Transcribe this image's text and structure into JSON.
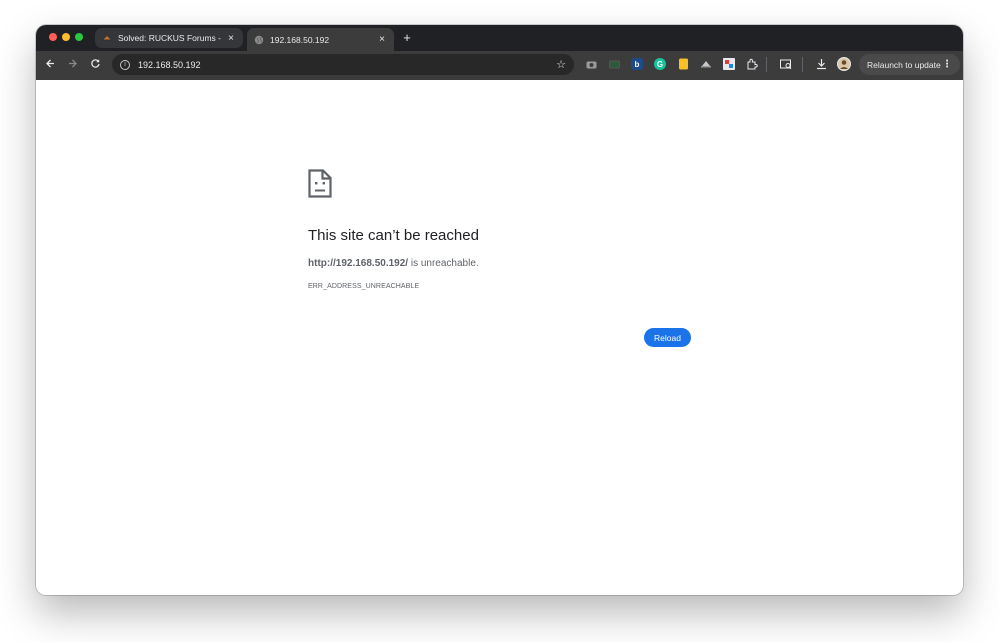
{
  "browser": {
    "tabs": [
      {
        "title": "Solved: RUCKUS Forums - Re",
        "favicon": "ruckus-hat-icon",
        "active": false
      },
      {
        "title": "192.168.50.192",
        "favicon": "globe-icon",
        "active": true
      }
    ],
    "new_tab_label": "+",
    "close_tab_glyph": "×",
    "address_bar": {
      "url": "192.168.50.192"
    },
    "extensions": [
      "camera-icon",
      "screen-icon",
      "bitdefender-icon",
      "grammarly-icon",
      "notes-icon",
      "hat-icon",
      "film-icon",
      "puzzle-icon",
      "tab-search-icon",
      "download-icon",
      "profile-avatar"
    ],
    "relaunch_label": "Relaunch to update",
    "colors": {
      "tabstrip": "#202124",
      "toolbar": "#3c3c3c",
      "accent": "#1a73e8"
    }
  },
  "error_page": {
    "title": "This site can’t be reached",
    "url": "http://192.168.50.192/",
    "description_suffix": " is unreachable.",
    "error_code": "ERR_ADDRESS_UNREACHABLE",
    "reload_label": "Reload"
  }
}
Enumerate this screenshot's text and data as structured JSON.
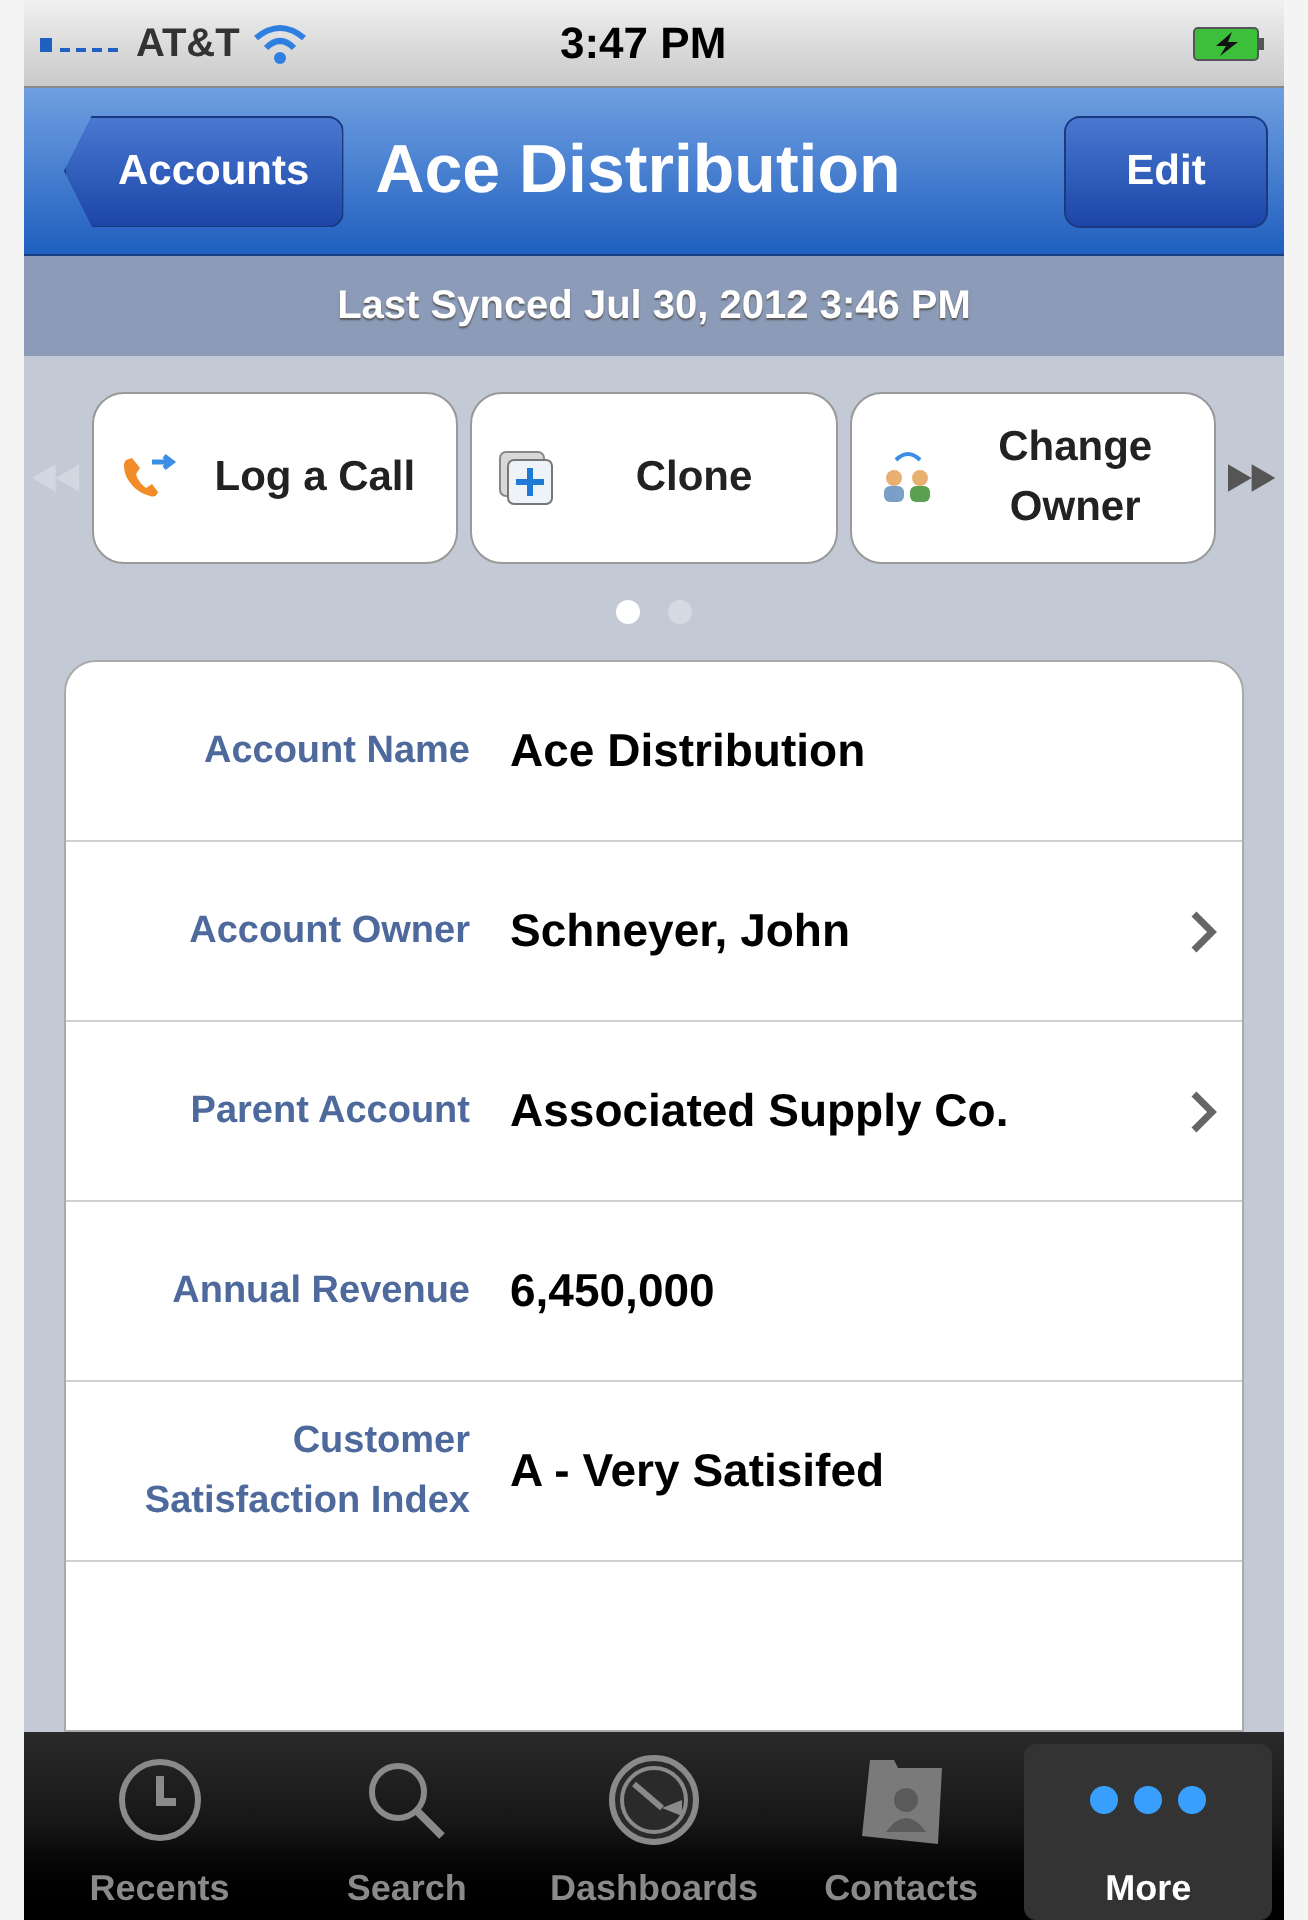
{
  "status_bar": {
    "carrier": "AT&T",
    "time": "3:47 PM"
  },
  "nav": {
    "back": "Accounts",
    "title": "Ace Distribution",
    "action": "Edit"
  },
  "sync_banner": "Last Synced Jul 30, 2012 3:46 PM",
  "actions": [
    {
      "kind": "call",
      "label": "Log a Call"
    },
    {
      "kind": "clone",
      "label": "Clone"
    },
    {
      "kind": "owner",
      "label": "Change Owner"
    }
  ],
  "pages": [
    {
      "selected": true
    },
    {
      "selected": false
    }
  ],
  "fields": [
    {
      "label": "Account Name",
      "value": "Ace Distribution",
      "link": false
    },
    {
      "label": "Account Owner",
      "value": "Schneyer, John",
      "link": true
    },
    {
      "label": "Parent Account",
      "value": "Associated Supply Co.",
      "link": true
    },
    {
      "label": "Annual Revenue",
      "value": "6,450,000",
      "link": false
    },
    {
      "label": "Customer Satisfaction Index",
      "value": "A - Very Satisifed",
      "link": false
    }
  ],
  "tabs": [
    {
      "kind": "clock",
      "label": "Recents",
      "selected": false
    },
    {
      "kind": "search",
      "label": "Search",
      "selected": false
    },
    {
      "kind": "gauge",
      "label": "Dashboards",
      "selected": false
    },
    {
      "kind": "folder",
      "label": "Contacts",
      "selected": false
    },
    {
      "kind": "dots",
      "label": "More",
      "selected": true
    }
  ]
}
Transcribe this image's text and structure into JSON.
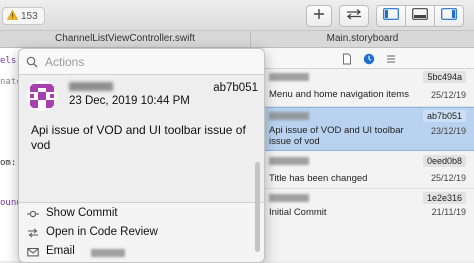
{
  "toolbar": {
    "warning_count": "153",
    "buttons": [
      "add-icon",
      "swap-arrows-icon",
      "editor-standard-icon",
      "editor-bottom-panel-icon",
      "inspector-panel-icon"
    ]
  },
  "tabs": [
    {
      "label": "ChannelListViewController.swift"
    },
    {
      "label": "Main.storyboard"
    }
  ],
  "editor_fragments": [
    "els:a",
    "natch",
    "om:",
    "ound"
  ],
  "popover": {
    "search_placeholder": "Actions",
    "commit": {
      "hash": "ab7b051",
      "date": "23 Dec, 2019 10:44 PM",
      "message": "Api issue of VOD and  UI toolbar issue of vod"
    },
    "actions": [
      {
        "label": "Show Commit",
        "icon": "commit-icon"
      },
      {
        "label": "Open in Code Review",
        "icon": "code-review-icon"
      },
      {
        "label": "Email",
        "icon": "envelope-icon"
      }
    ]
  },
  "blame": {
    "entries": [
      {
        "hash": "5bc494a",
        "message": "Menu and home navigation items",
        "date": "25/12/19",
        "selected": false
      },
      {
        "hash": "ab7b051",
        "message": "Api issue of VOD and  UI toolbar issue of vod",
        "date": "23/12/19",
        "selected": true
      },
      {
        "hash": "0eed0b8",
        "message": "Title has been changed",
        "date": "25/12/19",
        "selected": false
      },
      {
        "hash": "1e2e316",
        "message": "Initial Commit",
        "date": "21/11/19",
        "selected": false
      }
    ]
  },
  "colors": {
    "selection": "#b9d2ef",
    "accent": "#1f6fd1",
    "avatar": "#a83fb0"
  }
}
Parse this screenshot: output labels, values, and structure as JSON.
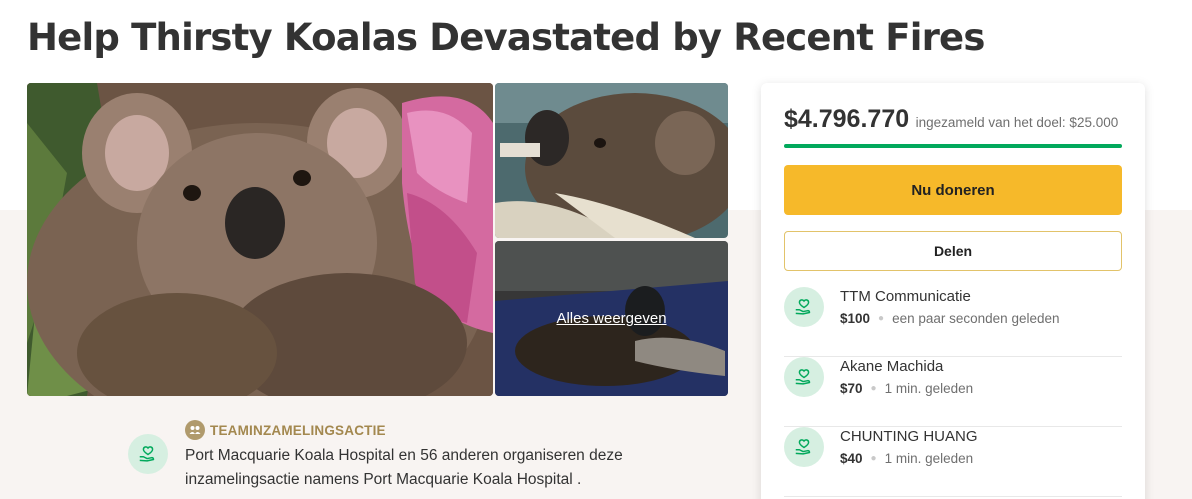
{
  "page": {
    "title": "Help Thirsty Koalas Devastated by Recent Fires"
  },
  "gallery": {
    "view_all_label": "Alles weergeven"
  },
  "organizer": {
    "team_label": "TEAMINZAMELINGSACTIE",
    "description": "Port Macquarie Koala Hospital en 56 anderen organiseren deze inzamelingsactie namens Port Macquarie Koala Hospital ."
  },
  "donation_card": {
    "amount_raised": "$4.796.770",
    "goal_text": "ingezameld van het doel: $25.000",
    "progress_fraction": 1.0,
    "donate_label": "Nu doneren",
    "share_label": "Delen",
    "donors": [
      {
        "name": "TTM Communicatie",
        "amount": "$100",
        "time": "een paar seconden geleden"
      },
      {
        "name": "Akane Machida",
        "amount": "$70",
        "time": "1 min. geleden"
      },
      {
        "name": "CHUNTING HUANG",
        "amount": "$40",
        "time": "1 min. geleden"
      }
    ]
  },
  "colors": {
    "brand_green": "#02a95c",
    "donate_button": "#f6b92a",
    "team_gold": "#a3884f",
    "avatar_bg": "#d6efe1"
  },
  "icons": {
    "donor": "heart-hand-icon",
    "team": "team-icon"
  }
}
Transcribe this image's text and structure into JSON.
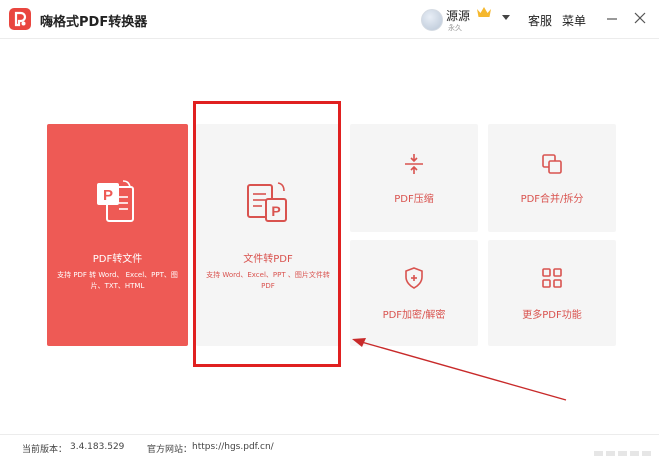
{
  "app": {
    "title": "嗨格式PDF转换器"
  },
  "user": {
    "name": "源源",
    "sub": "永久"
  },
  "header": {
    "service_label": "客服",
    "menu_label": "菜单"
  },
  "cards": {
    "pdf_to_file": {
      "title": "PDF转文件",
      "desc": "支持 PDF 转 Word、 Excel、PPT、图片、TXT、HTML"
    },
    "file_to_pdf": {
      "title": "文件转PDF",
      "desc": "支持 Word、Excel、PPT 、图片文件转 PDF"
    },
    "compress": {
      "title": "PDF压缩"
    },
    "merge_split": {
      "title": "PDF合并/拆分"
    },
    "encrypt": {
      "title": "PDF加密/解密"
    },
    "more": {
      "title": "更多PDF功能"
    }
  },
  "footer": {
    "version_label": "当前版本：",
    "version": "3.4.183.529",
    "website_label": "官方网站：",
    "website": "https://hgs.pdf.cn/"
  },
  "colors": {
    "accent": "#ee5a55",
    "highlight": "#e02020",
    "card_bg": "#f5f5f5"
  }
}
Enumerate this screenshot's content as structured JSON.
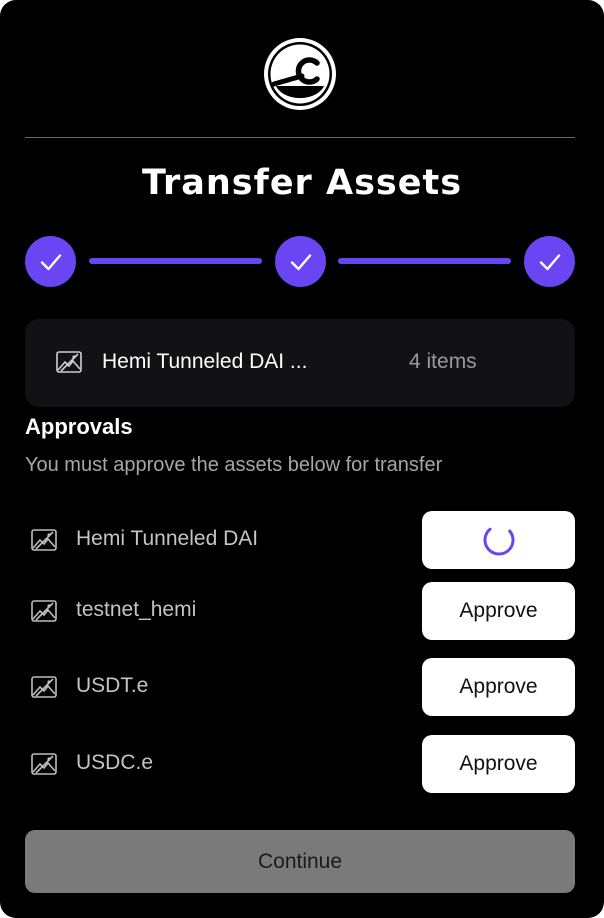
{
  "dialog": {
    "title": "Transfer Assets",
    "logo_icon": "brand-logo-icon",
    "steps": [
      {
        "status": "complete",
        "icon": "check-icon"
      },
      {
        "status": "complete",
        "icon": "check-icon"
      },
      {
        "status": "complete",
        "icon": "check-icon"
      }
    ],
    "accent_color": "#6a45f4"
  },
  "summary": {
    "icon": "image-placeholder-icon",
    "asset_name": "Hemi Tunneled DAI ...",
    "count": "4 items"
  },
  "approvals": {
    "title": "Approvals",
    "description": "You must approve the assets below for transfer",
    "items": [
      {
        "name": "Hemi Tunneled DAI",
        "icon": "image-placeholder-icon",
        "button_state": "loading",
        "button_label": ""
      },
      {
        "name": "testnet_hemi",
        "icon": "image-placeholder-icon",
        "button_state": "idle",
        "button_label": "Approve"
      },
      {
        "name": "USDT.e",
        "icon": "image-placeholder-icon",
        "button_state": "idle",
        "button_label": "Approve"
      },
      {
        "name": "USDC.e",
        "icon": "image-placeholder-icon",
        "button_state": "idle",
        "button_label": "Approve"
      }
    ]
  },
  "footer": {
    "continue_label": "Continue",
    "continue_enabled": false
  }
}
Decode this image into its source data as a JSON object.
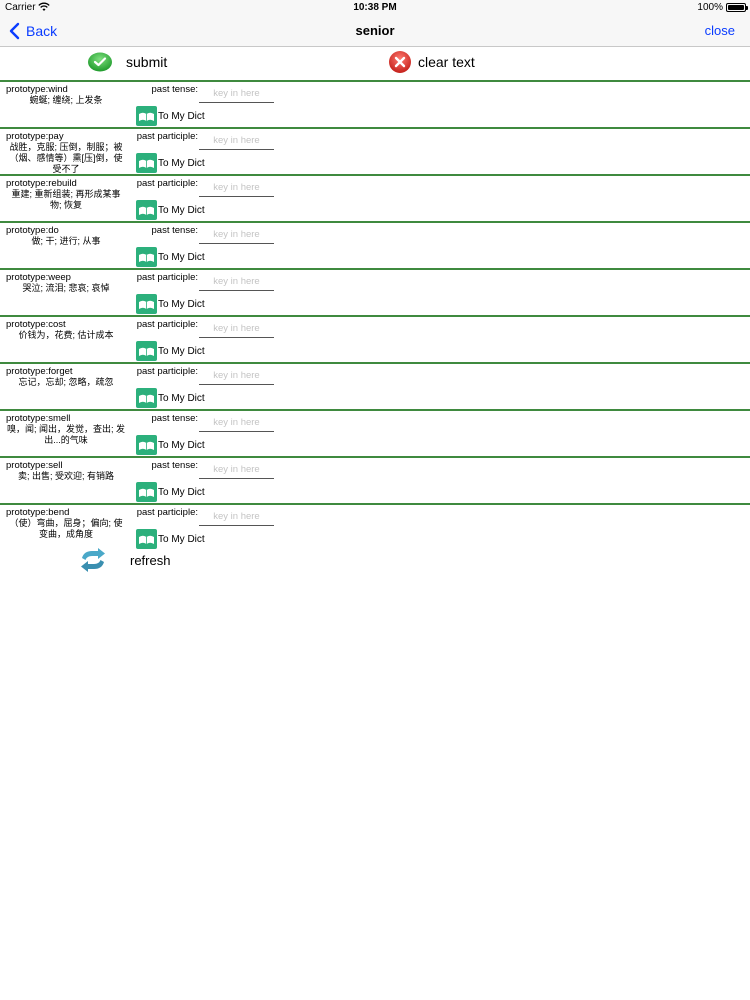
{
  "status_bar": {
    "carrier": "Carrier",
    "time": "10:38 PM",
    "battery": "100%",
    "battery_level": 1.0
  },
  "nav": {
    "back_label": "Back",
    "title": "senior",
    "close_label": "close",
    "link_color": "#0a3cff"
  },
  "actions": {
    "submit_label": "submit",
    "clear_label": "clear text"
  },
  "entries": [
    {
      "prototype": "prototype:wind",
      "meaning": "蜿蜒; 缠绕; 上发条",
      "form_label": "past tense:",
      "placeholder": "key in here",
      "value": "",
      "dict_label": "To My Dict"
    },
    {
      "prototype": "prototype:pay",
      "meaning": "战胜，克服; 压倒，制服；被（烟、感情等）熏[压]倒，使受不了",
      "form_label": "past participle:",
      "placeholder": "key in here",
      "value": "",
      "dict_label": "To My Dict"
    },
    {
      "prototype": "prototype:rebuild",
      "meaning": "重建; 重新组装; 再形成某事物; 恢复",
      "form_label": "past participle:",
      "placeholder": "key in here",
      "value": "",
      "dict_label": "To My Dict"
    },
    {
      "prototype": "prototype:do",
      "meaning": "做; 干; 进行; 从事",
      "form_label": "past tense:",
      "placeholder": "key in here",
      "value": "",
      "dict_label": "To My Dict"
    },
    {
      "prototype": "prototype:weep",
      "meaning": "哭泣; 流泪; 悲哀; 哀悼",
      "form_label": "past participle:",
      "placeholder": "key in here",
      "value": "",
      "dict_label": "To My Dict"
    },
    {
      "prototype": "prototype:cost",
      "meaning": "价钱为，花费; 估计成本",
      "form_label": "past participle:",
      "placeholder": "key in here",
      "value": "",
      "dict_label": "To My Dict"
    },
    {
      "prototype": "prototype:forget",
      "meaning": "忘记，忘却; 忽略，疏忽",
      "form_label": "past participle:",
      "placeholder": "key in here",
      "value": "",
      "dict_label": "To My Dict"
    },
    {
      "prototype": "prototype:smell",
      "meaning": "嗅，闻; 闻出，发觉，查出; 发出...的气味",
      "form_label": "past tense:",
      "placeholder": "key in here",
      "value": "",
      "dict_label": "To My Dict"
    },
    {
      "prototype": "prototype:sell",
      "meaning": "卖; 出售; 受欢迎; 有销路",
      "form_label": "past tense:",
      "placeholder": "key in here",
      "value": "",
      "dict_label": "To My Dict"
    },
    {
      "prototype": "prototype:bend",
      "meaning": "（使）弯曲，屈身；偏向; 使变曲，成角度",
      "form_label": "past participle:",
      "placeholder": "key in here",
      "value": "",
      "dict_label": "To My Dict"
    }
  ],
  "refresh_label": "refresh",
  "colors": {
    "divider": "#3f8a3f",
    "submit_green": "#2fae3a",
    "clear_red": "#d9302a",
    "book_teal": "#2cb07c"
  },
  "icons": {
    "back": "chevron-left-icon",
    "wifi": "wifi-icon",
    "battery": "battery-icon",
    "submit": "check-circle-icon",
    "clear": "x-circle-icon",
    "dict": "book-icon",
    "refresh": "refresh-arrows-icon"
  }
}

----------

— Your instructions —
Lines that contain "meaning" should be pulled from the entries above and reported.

— Result of this task —
      "meaning": "蜿蜒; 缠绕; 上发条",
      "meaning": "战胜，克服; 压倒，制服；被（烟、感情等）熏[压]倒，使受不了",
      "meaning": "重建; 重新组装; 再形成某事物; 恢复",
      "meaning": "做; 干; 进行; 从事",
      "meaning": "哭泣; 流泪; 悲哀; 哀悼",
      "meaning": "价钱为，花费; 估计成本",
      "meaning": "忘记，忘却; 忽略，疏忽",
      "meaning": "嗅，闻; 闻出，发觉，查出; 发出...的气味",
      "meaning": "卖; 出售; 受欢迎; 有销路",
      "meaning": "（使）弯曲，屈身；偏向; 使变曲，成角度",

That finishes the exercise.